Start Getting Help with Narcissistic Abuse Recovery Today
Online help is readily available for survivors of narcissistic abuse. If you feel you need additional help and support in your narcissistic abuse recovery, look for a trauma-informed professional trained in helping people who are dealing with overcoming narcissistic abuse in toxic relationships. Depending on your particular situation, you might benefit from Narcissistic Abuse Recovery Coaching, or you might do better with a therapist. But, first, you have to decide what to do from here – if you’re unsure, start with my free Narcissistic Abuse Recovery quiz. With your results will come recommended resources for your situation. Here are some options to begin healing from narcissistic abuse right away.
- Sign up for our free email newsletter service that includes a free guided recovery experience via your inbox.
- Start your narcissistic abuse recovery here with our free narcissistic abuse recovery support system and program.
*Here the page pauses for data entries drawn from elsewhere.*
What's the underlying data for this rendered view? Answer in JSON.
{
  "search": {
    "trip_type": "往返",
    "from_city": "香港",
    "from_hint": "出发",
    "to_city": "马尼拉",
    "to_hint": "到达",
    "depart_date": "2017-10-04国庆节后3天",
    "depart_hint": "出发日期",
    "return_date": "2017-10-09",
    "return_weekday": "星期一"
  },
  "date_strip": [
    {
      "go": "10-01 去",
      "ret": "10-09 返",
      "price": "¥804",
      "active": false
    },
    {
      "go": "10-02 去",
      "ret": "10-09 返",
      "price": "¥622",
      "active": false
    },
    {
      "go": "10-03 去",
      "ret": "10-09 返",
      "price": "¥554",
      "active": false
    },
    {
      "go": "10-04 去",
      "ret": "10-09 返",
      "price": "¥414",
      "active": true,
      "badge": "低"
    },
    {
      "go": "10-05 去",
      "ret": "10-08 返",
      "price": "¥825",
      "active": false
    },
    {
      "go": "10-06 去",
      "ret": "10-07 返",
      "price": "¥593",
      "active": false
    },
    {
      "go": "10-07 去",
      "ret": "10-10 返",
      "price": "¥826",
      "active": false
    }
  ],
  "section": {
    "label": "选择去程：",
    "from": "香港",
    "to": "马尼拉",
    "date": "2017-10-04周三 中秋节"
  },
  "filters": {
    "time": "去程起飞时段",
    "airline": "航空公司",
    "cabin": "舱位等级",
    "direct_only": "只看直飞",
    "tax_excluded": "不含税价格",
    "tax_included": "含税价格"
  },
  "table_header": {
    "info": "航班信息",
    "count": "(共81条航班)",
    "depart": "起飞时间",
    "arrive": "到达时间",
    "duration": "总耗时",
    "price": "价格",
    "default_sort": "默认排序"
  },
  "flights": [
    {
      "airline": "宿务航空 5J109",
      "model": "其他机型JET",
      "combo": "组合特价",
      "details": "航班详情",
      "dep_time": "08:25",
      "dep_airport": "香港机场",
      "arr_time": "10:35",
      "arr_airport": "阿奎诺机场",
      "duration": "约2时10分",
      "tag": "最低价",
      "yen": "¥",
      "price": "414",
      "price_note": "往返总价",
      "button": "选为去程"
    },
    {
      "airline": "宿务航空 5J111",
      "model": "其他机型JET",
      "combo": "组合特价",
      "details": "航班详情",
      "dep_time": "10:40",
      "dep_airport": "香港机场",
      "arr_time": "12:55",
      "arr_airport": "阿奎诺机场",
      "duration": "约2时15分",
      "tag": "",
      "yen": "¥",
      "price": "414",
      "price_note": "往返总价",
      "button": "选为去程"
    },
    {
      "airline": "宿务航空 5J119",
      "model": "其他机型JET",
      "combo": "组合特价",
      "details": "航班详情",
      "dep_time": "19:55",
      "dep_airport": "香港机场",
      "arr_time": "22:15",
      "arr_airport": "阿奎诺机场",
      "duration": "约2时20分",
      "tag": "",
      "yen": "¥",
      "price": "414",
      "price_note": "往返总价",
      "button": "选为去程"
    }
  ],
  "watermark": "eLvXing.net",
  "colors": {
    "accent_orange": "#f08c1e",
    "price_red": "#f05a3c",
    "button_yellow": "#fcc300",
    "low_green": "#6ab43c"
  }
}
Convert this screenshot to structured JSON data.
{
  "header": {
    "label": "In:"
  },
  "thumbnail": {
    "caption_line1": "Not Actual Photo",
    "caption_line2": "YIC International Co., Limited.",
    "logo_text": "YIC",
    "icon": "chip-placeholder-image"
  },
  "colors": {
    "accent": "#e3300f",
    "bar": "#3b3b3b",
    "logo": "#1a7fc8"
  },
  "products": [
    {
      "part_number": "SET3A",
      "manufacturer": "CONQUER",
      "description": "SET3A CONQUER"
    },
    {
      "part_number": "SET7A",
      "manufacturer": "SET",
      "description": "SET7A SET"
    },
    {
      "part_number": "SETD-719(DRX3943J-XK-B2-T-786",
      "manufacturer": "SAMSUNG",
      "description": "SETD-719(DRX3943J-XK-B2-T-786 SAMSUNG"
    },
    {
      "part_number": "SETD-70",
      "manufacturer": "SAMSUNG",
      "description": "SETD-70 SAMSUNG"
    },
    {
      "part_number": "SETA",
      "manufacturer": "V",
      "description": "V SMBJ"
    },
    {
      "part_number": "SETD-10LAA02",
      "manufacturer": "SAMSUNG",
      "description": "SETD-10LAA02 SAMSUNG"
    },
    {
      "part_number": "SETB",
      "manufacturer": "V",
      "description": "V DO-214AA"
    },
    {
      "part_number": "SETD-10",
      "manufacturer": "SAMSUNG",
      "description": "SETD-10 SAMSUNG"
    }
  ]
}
- Join one of our free online narcissistic abuse recovery support groups!
- Join one of our private small coaching groups!
- Get private, one-on-one narcissistic abuse recovery coaching or counseling.
- Get a therapist who will work with you online. Check out our guide to finding a therapist or psychologist who understands narcissism and narcissistic abuse.
Angela Atkinson is a certified trauma counselor and the author of more than 20 books on narcissism, narcissistic abuse recovery, and related topics. A recognized expert on narcissism and narcissistic personality disorder who has studied and written extensively on narcissistic personality disorder and narcissistic abuse in toxic relationships since 2006, she has a popular narcissistic abuse recovery YouTube channel. Atkinson was inspired to begin her work as a result of having survived toxic relationships of her own.
Atkinson offers trauma-informed narcissistic abuse recovery coaching and has certifications in trauma counseling, life coaching, level 2 therapeutic model, CBT coaching, integrative wellness coaching, and NLP. She is a certified trauma support coach and certified family trauma professional. She also has a professional PTSD counseling certification. Her mission is to help those who have experienced the emotional and mental devastation that comes with narcissistic abuse in these incredibly toxic relationships to (re)discover their true selves, stop the gaslighting and manipulation, and move forward into their genuine desires – into a life that is exactly what they choose for themselves.
Along with her solution-focused life coaching experience, Atkinson’s previous career in journalism and research helps her to offer both accurate and understandable information for survivors of abuse in a simple-to-understand way that helps to increase awareness in the narcissistic abuse recovery community. Atkinson founded QueenBeeing.com Narcissistic Abuse Recovery Support, the SPANily Narcissistic Abuse Recovery Support Groups and the Life Makeover Academy.
She offers individual and group coaching for victims and survivors of narcissistic abuse here at QueenBeeing.com and at NarcissisticAbuseRecovery.Online.